== Provided records ==

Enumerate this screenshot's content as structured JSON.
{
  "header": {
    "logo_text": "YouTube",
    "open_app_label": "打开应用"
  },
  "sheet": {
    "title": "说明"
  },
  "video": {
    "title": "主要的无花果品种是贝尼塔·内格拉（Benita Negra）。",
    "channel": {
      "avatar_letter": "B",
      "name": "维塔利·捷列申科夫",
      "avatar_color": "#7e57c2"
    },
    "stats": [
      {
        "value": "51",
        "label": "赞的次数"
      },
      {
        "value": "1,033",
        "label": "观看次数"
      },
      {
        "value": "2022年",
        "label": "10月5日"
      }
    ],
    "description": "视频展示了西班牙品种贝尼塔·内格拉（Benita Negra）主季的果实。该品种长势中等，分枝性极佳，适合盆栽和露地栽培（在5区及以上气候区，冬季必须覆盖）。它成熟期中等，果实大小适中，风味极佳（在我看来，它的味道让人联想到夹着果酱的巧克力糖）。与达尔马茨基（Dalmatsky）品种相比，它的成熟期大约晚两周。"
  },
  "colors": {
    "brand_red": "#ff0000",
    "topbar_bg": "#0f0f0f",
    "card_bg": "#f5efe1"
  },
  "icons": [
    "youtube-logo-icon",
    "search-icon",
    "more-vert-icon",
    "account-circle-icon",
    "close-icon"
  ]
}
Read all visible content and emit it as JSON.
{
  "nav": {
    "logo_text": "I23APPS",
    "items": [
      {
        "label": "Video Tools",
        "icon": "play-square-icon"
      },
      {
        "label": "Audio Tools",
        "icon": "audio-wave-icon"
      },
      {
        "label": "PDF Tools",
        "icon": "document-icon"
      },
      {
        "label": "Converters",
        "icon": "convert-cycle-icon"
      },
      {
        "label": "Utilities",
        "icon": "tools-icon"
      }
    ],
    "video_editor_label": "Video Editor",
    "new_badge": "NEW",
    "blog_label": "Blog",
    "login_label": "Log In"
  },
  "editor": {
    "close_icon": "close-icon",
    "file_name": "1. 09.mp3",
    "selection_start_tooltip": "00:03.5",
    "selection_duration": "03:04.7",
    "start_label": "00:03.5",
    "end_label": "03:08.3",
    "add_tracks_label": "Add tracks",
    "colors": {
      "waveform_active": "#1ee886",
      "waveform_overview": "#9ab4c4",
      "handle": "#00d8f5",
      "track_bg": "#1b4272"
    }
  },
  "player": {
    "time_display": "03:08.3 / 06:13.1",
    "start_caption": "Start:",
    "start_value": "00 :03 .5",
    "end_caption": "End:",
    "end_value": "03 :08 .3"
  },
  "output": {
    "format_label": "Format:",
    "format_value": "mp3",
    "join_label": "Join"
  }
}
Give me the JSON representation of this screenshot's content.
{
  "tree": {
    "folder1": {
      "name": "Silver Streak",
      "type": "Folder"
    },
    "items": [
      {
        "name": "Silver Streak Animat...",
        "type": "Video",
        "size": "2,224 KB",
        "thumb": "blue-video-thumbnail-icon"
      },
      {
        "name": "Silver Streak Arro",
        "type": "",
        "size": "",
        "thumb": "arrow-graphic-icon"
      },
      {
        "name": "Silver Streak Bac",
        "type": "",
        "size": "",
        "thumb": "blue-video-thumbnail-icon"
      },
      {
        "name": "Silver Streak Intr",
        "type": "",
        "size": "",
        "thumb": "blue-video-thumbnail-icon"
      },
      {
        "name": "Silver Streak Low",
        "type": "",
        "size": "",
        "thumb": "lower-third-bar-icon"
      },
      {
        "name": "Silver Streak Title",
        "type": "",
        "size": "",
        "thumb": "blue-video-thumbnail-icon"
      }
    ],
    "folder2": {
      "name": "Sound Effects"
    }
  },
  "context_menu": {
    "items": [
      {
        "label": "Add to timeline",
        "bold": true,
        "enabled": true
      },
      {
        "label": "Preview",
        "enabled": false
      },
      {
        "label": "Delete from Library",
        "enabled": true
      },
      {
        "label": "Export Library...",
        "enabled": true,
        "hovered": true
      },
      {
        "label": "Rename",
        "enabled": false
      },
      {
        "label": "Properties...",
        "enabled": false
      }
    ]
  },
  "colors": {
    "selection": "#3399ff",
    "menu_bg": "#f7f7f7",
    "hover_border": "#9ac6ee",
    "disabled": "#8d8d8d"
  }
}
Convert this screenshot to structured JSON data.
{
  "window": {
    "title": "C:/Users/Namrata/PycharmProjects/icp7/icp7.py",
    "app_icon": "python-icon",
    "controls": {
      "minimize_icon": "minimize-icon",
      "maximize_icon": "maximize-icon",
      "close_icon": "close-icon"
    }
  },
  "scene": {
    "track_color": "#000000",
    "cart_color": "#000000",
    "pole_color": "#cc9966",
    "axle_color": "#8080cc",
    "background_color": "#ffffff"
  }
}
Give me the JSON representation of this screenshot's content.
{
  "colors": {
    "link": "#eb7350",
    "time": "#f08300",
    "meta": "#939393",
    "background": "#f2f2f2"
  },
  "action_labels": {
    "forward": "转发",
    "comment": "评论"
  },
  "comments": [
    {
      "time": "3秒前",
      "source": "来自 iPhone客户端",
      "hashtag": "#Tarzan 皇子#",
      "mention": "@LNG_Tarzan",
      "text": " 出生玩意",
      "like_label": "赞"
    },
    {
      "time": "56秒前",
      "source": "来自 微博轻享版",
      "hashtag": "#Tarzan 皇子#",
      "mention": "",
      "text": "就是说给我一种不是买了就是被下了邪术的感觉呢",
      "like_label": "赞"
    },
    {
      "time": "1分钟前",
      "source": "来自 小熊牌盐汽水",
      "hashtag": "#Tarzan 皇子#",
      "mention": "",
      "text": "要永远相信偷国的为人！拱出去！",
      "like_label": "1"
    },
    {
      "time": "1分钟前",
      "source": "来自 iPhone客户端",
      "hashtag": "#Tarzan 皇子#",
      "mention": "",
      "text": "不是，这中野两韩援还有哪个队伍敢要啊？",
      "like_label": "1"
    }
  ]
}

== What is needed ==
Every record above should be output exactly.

== Task output ==
Enumerate this screenshot's content as structured JSON.
{
  "header": {
    "logo_text": "YouTube",
    "open_app_label": "打开应用"
  },
  "sheet": {
    "title": "说明"
  },
  "video": {
    "title": "主要的无花果品种是贝尼塔·内格拉（Benita Negra）。",
    "channel": {
      "avatar_letter": "B",
      "name": "维塔利·捷列申科夫",
      "avatar_color": "#7e57c2"
    },
    "stats": [
      {
        "value": "51",
        "label": "赞的次数"
      },
      {
        "value": "1,033",
        "label": "观看次数"
      },
      {
        "value": "2022年",
        "label": "10月5日"
      }
    ],
    "description": "视频展示了西班牙品种贝尼塔·内格拉（Benita Negra）主季的果实。该品种长势中等，分枝性极佳，适合盆栽和露地栽培（在5区及以上气候区，冬季必须覆盖）。它成熟期中等，果实大小适中，风味极佳（在我看来，它的味道让人联想到夹着果酱的巧克力糖）。与达尔马茨基（Dalmatsky）品种相比，它的成熟期大约晚两周。"
  },
  "colors": {
    "brand_red": "#ff0000",
    "topbar_bg": "#0f0f0f",
    "card_bg": "#f5efe1"
  },
  "icons": [
    "youtube-logo-icon",
    "search-icon",
    "more-vert-icon",
    "account-circle-icon",
    "close-icon"
  ]
}
Read all visible content and emit it as JSON.
{
  "nav": {
    "logo_text": "I23APPS",
    "items": [
      {
        "label": "Video Tools",
        "icon": "play-square-icon"
      },
      {
        "label": "Audio Tools",
        "icon": "audio-wave-icon"
      },
      {
        "label": "PDF Tools",
        "icon": "document-icon"
      },
      {
        "label": "Converters",
        "icon": "convert-cycle-icon"
      },
      {
        "label": "Utilities",
        "icon": "tools-icon"
      }
    ],
    "video_editor_label": "Video Editor",
    "new_badge": "NEW",
    "blog_label": "Blog",
    "login_label": "Log In"
  },
  "editor": {
    "close_icon": "close-icon",
    "file_name": "1. 09.mp3",
    "selection_start_tooltip": "00:03.5",
    "selection_duration": "03:04.7",
    "start_label": "00:03.5",
    "end_label": "03:08.3",
    "add_tracks_label": "Add tracks",
    "colors": {
      "waveform_active": "#1ee886",
      "waveform_overview": "#9ab4c4",
      "handle": "#00d8f5",
      "track_bg": "#1b4272"
    }
  },
  "player": {
    "time_display": "03:08.3 / 06:13.1",
    "start_caption": "Start:",
    "start_value": "00 :03 .5",
    "end_caption": "End:",
    "end_value": "03 :08 .3"
  },
  "output": {
    "format_label": "Format:",
    "format_value": "mp3",
    "join_label": "Join"
  }
}
Give me the JSON representation of this screenshot's content.
{
  "tree": {
    "folder1": {
      "name": "Silver Streak",
      "type": "Folder"
    },
    "items": [
      {
        "name": "Silver Streak Animat...",
        "type": "Video",
        "size": "2,224 KB",
        "thumb": "blue-video-thumbnail-icon"
      },
      {
        "name": "Silver Streak Arro",
        "type": "",
        "size": "",
        "thumb": "arrow-graphic-icon"
      },
      {
        "name": "Silver Streak Bac",
        "type": "",
        "size": "",
        "thumb": "blue-video-thumbnail-icon"
      },
      {
        "name": "Silver Streak Intr",
        "type": "",
        "size": "",
        "thumb": "blue-video-thumbnail-icon"
      },
      {
        "name": "Silver Streak Low",
        "type": "",
        "size": "",
        "thumb": "lower-third-bar-icon"
      },
      {
        "name": "Silver Streak Title",
        "type": "",
        "size": "",
        "thumb": "blue-video-thumbnail-icon"
      }
    ],
    "folder2": {
      "name": "Sound Effects"
    }
  },
  "context_menu": {
    "items": [
      {
        "label": "Add to timeline",
        "bold": true,
        "enabled": true
      },
      {
        "label": "Preview",
        "enabled": false
      },
      {
        "label": "Delete from Library",
        "enabled": true
      },
      {
        "label": "Export Library...",
        "enabled": true,
        "hovered": true
      },
      {
        "label": "Rename",
        "enabled": false
      },
      {
        "label": "Properties...",
        "enabled": false
      }
    ]
  },
  "colors": {
    "selection": "#3399ff",
    "menu_bg": "#f7f7f7",
    "hover_border": "#9ac6ee",
    "disabled": "#8d8d8d"
  }
}
Convert this screenshot to structured JSON data.
{
  "window": {
    "title": "C:/Users/Namrata/PycharmProjects/icp7/icp7.py",
    "app_icon": "python-icon",
    "controls": {
      "minimize_icon": "minimize-icon",
      "maximize_icon": "maximize-icon",
      "close_icon": "close-icon"
    }
  },
  "scene": {
    "track_color": "#000000",
    "cart_color": "#000000",
    "pole_color": "#cc9966",
    "axle_color": "#8080cc",
    "background_color": "#ffffff"
  }
}
Give me the JSON representation of this screenshot's content.
{
  "colors": {
    "link": "#eb7350",
    "time": "#f08300",
    "meta": "#939393",
    "background": "#f2f2f2"
  },
  "action_labels": {
    "forward": "转发",
    "comment": "评论"
  },
  "comments": [
    {
      "time": "3秒前",
      "source": "来自 iPhone客户端",
      "hashtag": "#Tarzan 皇子#",
      "mention": "@LNG_Tarzan",
      "text": " 出生玩意",
      "like_label": "赞"
    },
    {
      "time": "56秒前",
      "source": "来自 微博轻享版",
      "hashtag": "#Tarzan 皇子#",
      "mention": "",
      "text": "就是说给我一种不是买了就是被下了邪术的感觉呢",
      "like_label": "赞"
    },
    {
      "time": "1分钟前",
      "source": "来自 小熊牌盐汽水",
      "hashtag": "#Tarzan 皇子#",
      "mention": "",
      "text": "要永远相信偷国的为人！拱出去！",
      "like_label": "1"
    },
    {
      "time": "1分钟前",
      "source": "来自 iPhone客户端",
      "hashtag": "#Tarzan 皇子#",
      "mention": "",
      "text": "不是，这中野两韩援还有哪个队伍敢要啊？",
      "like_label": "1"
    }
  ]
}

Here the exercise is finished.